◆ EXERCISE ◆
Return every entry exactly.

··· DATASET RECORDS

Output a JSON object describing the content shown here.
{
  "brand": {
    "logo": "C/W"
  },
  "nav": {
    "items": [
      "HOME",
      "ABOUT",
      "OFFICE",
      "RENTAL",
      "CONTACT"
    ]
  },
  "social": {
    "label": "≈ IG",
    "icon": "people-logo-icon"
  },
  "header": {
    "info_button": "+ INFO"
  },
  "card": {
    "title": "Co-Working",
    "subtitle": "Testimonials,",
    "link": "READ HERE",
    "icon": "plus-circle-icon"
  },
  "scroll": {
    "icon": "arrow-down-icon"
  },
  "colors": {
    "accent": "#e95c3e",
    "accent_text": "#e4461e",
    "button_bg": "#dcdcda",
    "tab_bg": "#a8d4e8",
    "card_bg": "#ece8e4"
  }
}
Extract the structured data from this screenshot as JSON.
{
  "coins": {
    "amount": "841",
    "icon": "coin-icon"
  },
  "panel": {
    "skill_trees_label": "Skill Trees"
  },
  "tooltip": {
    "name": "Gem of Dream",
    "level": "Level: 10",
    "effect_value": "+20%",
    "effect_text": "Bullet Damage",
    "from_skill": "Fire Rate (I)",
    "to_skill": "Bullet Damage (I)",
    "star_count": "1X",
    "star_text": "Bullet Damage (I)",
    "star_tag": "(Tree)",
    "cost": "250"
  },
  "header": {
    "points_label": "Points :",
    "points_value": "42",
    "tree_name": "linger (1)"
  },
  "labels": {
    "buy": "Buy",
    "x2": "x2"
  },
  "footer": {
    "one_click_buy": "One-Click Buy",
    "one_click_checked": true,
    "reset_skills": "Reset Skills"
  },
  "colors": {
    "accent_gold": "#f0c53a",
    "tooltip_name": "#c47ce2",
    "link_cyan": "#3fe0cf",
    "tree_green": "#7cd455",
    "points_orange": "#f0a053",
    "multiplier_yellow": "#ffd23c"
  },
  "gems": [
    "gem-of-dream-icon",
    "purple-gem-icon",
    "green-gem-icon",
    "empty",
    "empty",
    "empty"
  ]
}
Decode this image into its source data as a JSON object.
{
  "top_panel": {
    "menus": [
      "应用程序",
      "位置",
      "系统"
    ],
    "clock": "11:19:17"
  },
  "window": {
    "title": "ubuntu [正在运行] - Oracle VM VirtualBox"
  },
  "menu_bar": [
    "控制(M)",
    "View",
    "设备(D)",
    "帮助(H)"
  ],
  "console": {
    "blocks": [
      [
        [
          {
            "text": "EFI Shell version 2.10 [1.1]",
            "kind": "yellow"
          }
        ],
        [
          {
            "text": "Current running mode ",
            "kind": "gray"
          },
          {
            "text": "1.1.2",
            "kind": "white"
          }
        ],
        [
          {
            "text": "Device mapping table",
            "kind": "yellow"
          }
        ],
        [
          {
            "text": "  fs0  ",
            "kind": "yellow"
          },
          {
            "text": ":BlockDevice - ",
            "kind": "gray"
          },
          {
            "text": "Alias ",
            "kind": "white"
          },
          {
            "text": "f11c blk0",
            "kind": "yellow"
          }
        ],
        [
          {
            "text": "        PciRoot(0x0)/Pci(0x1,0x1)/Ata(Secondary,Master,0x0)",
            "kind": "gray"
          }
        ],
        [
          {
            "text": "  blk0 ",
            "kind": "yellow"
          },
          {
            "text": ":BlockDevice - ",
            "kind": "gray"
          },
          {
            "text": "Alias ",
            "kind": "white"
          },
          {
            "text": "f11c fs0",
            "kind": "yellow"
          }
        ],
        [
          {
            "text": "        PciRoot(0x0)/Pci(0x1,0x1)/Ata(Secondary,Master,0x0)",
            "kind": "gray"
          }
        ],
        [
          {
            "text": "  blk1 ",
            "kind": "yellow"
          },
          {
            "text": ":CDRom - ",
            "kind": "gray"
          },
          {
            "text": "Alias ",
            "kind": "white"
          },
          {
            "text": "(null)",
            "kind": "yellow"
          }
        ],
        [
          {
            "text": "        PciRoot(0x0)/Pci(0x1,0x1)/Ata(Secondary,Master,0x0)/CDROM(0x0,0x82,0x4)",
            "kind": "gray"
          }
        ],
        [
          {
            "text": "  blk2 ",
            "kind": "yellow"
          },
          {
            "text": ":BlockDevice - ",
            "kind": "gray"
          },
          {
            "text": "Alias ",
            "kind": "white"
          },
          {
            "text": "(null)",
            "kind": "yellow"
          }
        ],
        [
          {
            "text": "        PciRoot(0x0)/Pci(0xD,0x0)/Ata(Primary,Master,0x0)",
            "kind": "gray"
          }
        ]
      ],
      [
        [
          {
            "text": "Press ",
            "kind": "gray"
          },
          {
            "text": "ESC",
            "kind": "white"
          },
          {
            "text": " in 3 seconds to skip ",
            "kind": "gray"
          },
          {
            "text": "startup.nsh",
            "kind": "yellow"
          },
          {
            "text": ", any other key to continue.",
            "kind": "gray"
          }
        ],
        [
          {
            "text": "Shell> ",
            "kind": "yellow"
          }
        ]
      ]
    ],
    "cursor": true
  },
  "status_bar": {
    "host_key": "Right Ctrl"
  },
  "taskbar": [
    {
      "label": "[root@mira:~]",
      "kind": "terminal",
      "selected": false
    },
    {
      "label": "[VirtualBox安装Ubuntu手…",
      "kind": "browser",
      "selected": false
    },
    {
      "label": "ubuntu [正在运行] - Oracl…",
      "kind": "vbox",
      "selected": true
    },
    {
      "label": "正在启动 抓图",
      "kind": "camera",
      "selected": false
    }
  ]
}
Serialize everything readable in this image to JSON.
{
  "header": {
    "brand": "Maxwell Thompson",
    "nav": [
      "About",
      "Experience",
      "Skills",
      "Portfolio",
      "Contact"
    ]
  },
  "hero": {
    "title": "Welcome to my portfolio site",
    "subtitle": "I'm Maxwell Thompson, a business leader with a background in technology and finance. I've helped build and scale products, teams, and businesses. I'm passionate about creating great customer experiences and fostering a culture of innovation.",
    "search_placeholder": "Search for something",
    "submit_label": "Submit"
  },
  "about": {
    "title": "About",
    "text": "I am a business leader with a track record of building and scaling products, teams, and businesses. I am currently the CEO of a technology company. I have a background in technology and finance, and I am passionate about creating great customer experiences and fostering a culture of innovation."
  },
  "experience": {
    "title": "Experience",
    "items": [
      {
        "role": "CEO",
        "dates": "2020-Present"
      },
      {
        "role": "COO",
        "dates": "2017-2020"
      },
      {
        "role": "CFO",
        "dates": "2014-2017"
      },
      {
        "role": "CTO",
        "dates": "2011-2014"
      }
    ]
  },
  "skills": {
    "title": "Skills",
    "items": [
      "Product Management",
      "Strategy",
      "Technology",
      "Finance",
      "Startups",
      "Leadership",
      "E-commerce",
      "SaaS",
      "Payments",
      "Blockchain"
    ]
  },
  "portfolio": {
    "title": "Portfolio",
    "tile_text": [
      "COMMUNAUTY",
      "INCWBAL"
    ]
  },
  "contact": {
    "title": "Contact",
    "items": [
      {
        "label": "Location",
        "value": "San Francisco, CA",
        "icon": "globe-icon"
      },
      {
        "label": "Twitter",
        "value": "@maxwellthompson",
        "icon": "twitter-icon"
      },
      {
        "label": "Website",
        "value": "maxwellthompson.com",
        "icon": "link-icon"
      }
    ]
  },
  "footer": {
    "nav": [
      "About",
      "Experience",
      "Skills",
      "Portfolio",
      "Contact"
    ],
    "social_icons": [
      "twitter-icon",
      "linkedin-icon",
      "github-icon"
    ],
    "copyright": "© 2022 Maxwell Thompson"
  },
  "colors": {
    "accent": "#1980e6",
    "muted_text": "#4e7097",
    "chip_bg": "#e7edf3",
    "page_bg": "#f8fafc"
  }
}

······

◆ YOUR SOLUTION ◆
Output a JSON object describing the content shown here.
{
  "brand": {
    "logo": "C/W"
  },
  "nav": {
    "items": [
      "HOME",
      "ABOUT",
      "OFFICE",
      "RENTAL",
      "CONTACT"
    ]
  },
  "social": {
    "label": "≈ IG",
    "icon": "people-logo-icon"
  },
  "header": {
    "info_button": "+ INFO"
  },
  "card": {
    "title": "Co-Working",
    "subtitle": "Testimonials,",
    "link": "READ HERE",
    "icon": "plus-circle-icon"
  },
  "scroll": {
    "icon": "arrow-down-icon"
  },
  "colors": {
    "accent": "#e95c3e",
    "accent_text": "#e4461e",
    "button_bg": "#dcdcda",
    "tab_bg": "#a8d4e8",
    "card_bg": "#ece8e4"
  }
}
Extract the structured data from this screenshot as JSON.
{
  "coins": {
    "amount": "841",
    "icon": "coin-icon"
  },
  "panel": {
    "skill_trees_label": "Skill Trees"
  },
  "tooltip": {
    "name": "Gem of Dream",
    "level": "Level: 10",
    "effect_value": "+20%",
    "effect_text": "Bullet Damage",
    "from_skill": "Fire Rate (I)",
    "to_skill": "Bullet Damage (I)",
    "star_count": "1X",
    "star_text": "Bullet Damage (I)",
    "star_tag": "(Tree)",
    "cost": "250"
  },
  "header": {
    "points_label": "Points :",
    "points_value": "42",
    "tree_name": "linger (1)"
  },
  "labels": {
    "buy": "Buy",
    "x2": "x2"
  },
  "footer": {
    "one_click_buy": "One-Click Buy",
    "one_click_checked": true,
    "reset_skills": "Reset Skills"
  },
  "colors": {
    "accent_gold": "#f0c53a",
    "tooltip_name": "#c47ce2",
    "link_cyan": "#3fe0cf",
    "tree_green": "#7cd455",
    "points_orange": "#f0a053",
    "multiplier_yellow": "#ffd23c"
  },
  "gems": [
    "gem-of-dream-icon",
    "purple-gem-icon",
    "green-gem-icon",
    "empty",
    "empty",
    "empty"
  ]
}
Decode this image into its source data as a JSON object.
{
  "top_panel": {
    "menus": [
      "应用程序",
      "位置",
      "系统"
    ],
    "clock": "11:19:17"
  },
  "window": {
    "title": "ubuntu [正在运行] - Oracle VM VirtualBox"
  },
  "menu_bar": [
    "控制(M)",
    "View",
    "设备(D)",
    "帮助(H)"
  ],
  "console": {
    "blocks": [
      [
        [
          {
            "text": "EFI Shell version 2.10 [1.1]",
            "kind": "yellow"
          }
        ],
        [
          {
            "text": "Current running mode ",
            "kind": "gray"
          },
          {
            "text": "1.1.2",
            "kind": "white"
          }
        ],
        [
          {
            "text": "Device mapping table",
            "kind": "yellow"
          }
        ],
        [
          {
            "text": "  fs0  ",
            "kind": "yellow"
          },
          {
            "text": ":BlockDevice - ",
            "kind": "gray"
          },
          {
            "text": "Alias ",
            "kind": "white"
          },
          {
            "text": "f11c blk0",
            "kind": "yellow"
          }
        ],
        [
          {
            "text": "        PciRoot(0x0)/Pci(0x1,0x1)/Ata(Secondary,Master,0x0)",
            "kind": "gray"
          }
        ],
        [
          {
            "text": "  blk0 ",
            "kind": "yellow"
          },
          {
            "text": ":BlockDevice - ",
            "kind": "gray"
          },
          {
            "text": "Alias ",
            "kind": "white"
          },
          {
            "text": "f11c fs0",
            "kind": "yellow"
          }
        ],
        [
          {
            "text": "        PciRoot(0x0)/Pci(0x1,0x1)/Ata(Secondary,Master,0x0)",
            "kind": "gray"
          }
        ],
        [
          {
            "text": "  blk1 ",
            "kind": "yellow"
          },
          {
            "text": ":CDRom - ",
            "kind": "gray"
          },
          {
            "text": "Alias ",
            "kind": "white"
          },
          {
            "text": "(null)",
            "kind": "yellow"
          }
        ],
        [
          {
            "text": "        PciRoot(0x0)/Pci(0x1,0x1)/Ata(Secondary,Master,0x0)/CDROM(0x0,0x82,0x4)",
            "kind": "gray"
          }
        ],
        [
          {
            "text": "  blk2 ",
            "kind": "yellow"
          },
          {
            "text": ":BlockDevice - ",
            "kind": "gray"
          },
          {
            "text": "Alias ",
            "kind": "white"
          },
          {
            "text": "(null)",
            "kind": "yellow"
          }
        ],
        [
          {
            "text": "        PciRoot(0x0)/Pci(0xD,0x0)/Ata(Primary,Master,0x0)",
            "kind": "gray"
          }
        ]
      ],
      [
        [
          {
            "text": "Press ",
            "kind": "gray"
          },
          {
            "text": "ESC",
            "kind": "white"
          },
          {
            "text": " in 3 seconds to skip ",
            "kind": "gray"
          },
          {
            "text": "startup.nsh",
            "kind": "yellow"
          },
          {
            "text": ", any other key to continue.",
            "kind": "gray"
          }
        ],
        [
          {
            "text": "Shell> ",
            "kind": "yellow"
          }
        ]
      ]
    ],
    "cursor": true
  },
  "status_bar": {
    "host_key": "Right Ctrl"
  },
  "taskbar": [
    {
      "label": "[root@mira:~]",
      "kind": "terminal",
      "selected": false
    },
    {
      "label": "[VirtualBox安装Ubuntu手…",
      "kind": "browser",
      "selected": false
    },
    {
      "label": "ubuntu [正在运行] - Oracl…",
      "kind": "vbox",
      "selected": true
    },
    {
      "label": "正在启动 抓图",
      "kind": "camera",
      "selected": false
    }
  ]
}
Serialize everything readable in this image to JSON.
{
  "header": {
    "brand": "Maxwell Thompson",
    "nav": [
      "About",
      "Experience",
      "Skills",
      "Portfolio",
      "Contact"
    ]
  },
  "hero": {
    "title": "Welcome to my portfolio site",
    "subtitle": "I'm Maxwell Thompson, a business leader with a background in technology and finance. I've helped build and scale products, teams, and businesses. I'm passionate about creating great customer experiences and fostering a culture of innovation.",
    "search_placeholder": "Search for something",
    "submit_label": "Submit"
  },
  "about": {
    "title": "About",
    "text": "I am a business leader with a track record of building and scaling products, teams, and businesses. I am currently the CEO of a technology company. I have a background in technology and finance, and I am passionate about creating great customer experiences and fostering a culture of innovation."
  },
  "experience": {
    "title": "Experience",
    "items": [
      {
        "role": "CEO",
        "dates": "2020-Present"
      },
      {
        "role": "COO",
        "dates": "2017-2020"
      },
      {
        "role": "CFO",
        "dates": "2014-2017"
      },
      {
        "role": "CTO",
        "dates": "2011-2014"
      }
    ]
  },
  "skills": {
    "title": "Skills",
    "items": [
      "Product Management",
      "Strategy",
      "Technology",
      "Finance",
      "Startups",
      "Leadership",
      "E-commerce",
      "SaaS",
      "Payments",
      "Blockchain"
    ]
  },
  "portfolio": {
    "title": "Portfolio",
    "tile_text": [
      "COMMUNAUTY",
      "INCWBAL"
    ]
  },
  "contact": {
    "title": "Contact",
    "items": [
      {
        "label": "Location",
        "value": "San Francisco, CA",
        "icon": "globe-icon"
      },
      {
        "label": "Twitter",
        "value": "@maxwellthompson",
        "icon": "twitter-icon"
      },
      {
        "label": "Website",
        "value": "maxwellthompson.com",
        "icon": "link-icon"
      }
    ]
  },
  "footer": {
    "nav": [
      "About",
      "Experience",
      "Skills",
      "Portfolio",
      "Contact"
    ],
    "social_icons": [
      "twitter-icon",
      "linkedin-icon",
      "github-icon"
    ],
    "copyright": "© 2022 Maxwell Thompson"
  },
  "colors": {
    "accent": "#1980e6",
    "muted_text": "#4e7097",
    "chip_bg": "#e7edf3",
    "page_bg": "#f8fafc"
  }
}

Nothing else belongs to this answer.